      FW Ken, reporters do have a say in what gets covered. Yes, editors have the final say, but unless reporters are out there finding out what’s going on and what’s worth covering, the editors can’t make the decisions about what gets covered and published. And as reporters are writing their stories, they’re constantly editing — they’re putting quotes in, keeping quotes out, allowing some people to talk and ignoring others. If they’re assigned to cover something an editor thinks is interesting, reporters can come back and say, “That was more boring than watching paint dry.” Or if an editor is down on something, reporters can say, “Oh, but you’re missing out on X, Y and Z elements that make this a really exciting story.”

  • Thomas A. Szyszkiewicz

    Well, that didn’t last long: Pastor withdraws from Obama inauguration after sermon on homosexuality surfaces
    http://www.foxnews.com/politics/2013/01/10/pastor-withdraws-from-obama-inauguration-after-sermon-on-homosexuality-surfaces/

  • FW Ken

    Another story on the withdrawal:

    http://www.slate.com/blogs/the_slatest/2013/01/10/louie_giglio_pastor_withdraws_from_obama_inauguration.html?utm_source=StandFirm&utm_medium=post&utm_campaign=link

    T.A.S. – thanks for the info.
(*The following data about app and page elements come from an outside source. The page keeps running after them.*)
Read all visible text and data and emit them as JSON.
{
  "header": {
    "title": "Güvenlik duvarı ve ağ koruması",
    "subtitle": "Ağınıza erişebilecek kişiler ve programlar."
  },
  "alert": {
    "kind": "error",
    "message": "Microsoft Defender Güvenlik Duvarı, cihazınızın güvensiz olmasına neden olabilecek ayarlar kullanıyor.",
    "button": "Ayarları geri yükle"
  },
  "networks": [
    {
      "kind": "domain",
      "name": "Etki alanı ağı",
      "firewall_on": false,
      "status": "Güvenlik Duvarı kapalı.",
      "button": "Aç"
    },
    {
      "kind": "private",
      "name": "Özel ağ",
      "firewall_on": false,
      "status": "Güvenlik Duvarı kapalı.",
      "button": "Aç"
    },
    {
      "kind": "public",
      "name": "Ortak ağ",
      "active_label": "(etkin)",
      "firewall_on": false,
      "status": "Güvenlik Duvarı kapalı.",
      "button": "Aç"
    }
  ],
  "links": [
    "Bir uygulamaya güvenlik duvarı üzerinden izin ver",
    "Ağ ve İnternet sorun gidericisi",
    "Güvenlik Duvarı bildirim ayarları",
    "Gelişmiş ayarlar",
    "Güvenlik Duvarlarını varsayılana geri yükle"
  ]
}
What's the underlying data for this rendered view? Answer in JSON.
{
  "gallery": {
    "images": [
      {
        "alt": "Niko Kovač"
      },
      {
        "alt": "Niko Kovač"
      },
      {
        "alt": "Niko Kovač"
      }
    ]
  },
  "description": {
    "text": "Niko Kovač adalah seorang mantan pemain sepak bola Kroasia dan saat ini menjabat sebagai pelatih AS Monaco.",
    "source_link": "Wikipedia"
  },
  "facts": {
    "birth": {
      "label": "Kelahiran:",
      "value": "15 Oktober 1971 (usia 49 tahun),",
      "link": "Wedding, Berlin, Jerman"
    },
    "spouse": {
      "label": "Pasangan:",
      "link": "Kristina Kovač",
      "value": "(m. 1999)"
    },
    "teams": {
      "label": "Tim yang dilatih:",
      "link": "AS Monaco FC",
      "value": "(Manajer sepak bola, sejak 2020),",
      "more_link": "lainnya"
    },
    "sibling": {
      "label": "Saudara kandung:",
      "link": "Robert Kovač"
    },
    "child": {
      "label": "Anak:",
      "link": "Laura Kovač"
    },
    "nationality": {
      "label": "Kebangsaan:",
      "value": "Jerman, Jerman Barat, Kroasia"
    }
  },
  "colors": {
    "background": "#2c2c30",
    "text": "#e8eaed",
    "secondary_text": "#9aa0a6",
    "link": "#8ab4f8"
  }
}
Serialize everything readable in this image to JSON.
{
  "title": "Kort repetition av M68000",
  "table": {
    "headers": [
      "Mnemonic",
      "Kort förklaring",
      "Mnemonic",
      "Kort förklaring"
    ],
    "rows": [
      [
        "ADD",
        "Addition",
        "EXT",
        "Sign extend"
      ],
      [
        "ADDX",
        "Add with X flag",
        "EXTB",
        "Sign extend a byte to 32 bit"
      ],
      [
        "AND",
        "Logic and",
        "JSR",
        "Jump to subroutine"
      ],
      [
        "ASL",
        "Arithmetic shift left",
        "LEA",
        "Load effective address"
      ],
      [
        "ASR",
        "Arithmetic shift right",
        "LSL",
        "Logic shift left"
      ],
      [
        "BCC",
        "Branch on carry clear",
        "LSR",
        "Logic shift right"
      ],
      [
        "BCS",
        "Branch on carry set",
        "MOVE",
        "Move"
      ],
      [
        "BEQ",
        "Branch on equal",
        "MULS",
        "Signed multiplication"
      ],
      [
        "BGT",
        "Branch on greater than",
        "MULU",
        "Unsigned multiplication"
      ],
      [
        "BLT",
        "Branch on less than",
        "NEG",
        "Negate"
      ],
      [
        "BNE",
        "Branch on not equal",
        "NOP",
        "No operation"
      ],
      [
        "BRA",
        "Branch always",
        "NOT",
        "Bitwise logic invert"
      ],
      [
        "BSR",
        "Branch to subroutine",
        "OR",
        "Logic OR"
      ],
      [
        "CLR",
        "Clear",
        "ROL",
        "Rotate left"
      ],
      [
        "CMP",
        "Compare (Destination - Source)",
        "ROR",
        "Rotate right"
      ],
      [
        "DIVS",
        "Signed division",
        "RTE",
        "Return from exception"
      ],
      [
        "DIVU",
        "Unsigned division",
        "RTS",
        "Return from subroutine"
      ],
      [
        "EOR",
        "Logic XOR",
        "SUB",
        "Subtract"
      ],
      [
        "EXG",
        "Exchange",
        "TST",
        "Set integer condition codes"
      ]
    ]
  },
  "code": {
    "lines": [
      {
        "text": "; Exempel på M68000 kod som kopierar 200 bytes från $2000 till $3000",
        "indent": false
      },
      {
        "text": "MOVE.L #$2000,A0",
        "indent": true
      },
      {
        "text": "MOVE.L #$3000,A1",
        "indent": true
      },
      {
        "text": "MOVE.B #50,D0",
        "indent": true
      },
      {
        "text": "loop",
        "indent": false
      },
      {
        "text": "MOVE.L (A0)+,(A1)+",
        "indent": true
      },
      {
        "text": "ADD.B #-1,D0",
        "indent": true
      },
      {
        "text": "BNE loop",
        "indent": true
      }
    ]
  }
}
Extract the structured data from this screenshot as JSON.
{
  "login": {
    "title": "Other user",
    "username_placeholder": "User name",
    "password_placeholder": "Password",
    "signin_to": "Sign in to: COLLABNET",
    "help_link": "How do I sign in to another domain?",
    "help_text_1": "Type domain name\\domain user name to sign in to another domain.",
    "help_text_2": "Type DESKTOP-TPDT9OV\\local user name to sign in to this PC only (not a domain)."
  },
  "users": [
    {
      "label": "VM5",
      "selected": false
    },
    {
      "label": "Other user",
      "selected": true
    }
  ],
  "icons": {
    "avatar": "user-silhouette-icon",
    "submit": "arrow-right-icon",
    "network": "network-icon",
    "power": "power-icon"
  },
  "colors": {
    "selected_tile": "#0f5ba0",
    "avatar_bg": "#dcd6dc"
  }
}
Effective organizations generally promote a vertical dialogue in which leadership and line workers work towards common goals. I world think that would be particularly important in a journalistic effort.

  • Pingback: Pod people: You will know us by the trail of scare quotes

  • Liz

    those 65,000 college kids raised over 3 million dollars to fight human trafficking, you can try and dig up all the misinformed info you want, but the fact these kids are filled with the Spirit and are on the move and becoming world changers with love as their motivation. What are you doing to stop human trafficking? or are you just trying to find one more thing to complain about. Why don’t you listen to one of his messages….or would that just be too hard for you and make up your own decision.


CLOSE | X

HIDE | X